Rhode’s Motor Lodge in Boone – his second hotel concept for Loden Hospitality – is the latest project to have Gajownik’s touch. Even the name – referencing the rhododendrons prevalent in the area and the mid-century Americana elements common to the 1960s, conveys the environment he wants guests to experience. 

Rustic and mid-century touches can be seen throughout, from the freestanding fireplace to the low-wraparound seating in the lobby. Gajownik carved all the room number signs himself with a router to give them the rustic feel of camp shelters, while the rooms feature block-printed art, worn-in leather and vintage coolers as ice buckets.

Hand-routed door sign, Rhodes Motor Lodge, Boone.
Hand-routed door sign, Rhode’s Motor Lodge, Boone, NC.
Interior lounge of Rhodes Motor Lodge in Boone.
Interior lounge of Rhode’s Motor Lodge in Boone, NC.
Exterior of Rhodes Motor Lodge in Boone.
Exterior of Rhode’s Motor Lodge in Boone, NC. Photo by Taylor McDonald.

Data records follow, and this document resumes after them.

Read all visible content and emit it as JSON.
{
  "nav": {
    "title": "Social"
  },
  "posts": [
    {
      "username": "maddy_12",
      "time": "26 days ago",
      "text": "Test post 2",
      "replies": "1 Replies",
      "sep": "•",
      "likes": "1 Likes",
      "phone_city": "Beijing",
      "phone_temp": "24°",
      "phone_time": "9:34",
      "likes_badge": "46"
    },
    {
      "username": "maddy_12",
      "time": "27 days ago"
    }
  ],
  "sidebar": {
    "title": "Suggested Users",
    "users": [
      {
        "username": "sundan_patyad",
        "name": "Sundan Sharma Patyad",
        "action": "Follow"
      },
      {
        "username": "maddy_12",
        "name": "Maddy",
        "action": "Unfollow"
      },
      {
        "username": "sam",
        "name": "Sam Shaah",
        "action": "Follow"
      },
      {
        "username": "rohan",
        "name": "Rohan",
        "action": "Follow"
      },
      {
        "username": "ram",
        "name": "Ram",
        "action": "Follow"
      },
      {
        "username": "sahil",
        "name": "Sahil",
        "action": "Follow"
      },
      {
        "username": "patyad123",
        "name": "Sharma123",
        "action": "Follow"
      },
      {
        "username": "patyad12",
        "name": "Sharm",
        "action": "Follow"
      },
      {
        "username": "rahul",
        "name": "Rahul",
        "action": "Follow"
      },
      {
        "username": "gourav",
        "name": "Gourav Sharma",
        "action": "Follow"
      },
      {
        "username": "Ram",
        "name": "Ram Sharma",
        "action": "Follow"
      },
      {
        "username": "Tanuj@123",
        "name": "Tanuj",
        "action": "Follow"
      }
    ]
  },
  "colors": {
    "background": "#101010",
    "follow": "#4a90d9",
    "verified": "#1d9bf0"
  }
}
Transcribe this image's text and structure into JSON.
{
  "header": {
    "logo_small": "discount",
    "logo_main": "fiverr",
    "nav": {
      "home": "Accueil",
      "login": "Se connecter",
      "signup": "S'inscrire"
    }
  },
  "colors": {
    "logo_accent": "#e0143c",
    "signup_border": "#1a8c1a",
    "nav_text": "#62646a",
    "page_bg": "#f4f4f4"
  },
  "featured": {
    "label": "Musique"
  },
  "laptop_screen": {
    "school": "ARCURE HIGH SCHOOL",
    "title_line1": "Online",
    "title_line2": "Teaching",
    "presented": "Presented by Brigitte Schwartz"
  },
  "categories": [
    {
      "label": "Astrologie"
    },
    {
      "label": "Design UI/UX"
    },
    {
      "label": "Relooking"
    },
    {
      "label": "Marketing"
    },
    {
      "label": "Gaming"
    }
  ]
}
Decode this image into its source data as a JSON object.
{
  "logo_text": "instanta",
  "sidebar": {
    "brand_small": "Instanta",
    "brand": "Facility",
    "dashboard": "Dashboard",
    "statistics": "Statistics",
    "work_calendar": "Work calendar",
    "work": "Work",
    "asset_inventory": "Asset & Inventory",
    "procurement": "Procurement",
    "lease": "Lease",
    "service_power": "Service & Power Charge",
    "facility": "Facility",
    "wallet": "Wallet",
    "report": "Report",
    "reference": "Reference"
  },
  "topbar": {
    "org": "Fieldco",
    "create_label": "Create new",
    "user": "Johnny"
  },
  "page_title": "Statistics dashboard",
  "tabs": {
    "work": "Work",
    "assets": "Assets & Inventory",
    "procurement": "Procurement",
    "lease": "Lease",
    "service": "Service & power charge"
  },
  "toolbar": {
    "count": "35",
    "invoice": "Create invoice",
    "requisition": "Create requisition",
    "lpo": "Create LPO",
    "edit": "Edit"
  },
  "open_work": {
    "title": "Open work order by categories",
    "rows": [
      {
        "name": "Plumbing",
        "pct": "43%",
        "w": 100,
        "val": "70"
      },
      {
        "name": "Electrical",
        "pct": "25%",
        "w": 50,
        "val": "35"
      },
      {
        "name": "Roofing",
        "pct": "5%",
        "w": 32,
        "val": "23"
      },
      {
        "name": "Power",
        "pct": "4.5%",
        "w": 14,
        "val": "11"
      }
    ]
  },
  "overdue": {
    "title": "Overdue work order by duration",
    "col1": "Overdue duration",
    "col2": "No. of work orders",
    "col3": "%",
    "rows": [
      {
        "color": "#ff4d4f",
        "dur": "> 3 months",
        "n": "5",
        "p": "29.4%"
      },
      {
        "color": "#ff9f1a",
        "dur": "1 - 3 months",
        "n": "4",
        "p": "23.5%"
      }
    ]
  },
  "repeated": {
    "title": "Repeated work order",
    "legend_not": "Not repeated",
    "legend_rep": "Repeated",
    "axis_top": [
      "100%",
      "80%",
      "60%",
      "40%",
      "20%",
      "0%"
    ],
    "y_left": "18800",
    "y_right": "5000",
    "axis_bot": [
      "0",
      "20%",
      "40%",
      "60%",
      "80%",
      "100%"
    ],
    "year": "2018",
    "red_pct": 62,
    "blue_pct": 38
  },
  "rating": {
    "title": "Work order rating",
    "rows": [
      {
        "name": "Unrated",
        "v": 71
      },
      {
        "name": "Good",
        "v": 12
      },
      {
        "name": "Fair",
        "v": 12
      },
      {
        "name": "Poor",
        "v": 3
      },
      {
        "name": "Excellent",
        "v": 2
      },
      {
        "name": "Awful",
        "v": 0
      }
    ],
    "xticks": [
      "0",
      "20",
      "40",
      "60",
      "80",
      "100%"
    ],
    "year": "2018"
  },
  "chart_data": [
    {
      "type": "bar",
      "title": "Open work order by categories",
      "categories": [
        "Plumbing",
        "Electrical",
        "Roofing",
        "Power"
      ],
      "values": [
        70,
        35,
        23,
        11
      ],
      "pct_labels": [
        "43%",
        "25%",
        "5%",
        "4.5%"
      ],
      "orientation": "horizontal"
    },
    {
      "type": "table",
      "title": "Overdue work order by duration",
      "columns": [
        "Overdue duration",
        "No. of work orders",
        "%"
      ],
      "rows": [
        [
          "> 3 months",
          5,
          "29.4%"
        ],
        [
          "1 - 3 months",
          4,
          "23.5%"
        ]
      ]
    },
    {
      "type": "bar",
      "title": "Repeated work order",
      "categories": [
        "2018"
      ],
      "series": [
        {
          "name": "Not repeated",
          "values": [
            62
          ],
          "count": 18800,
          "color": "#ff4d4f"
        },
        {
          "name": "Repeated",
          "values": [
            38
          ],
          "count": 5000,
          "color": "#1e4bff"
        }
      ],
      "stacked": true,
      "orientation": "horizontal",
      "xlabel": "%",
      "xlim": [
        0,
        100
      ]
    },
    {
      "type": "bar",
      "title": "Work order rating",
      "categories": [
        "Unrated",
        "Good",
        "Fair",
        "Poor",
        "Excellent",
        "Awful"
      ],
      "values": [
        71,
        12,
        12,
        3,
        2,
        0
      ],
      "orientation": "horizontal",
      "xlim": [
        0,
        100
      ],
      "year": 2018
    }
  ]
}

To this day, Gajownik credits the College of Design with setting the foundation for all of his current work. “Typography was transformative for me,” he says. “When I was in London, I started scouring for type on the streets, and it solidified for me that type is a key communicator – it conveys style but more importantly its design conveys a message.”

For Ajja, Chef Cheetie Kumar’s latest project, Gajownik subtly references Turkic and Arabic languages and calligraphy with skewed dots punctuating the double j’s. This small but intentional choice hints at the Eastern Mediterranean fare while leaving the typographic palette open to a myriad of styles, like the food itself. 

The joy Gajownik finds in his work stems from translating abstract concepts, starting with typography, into tangible, interactive designs. Witnessing people enjoy spaces like The Longleaf Lounge or Arrow Cuts & Shaves, where he has played a part in the design of 10 shops, keeps him connected to Raleigh’s dynamic community. 

“There are people here with great ideas that I can help bring to life.”

For more about Joshua and his work, visit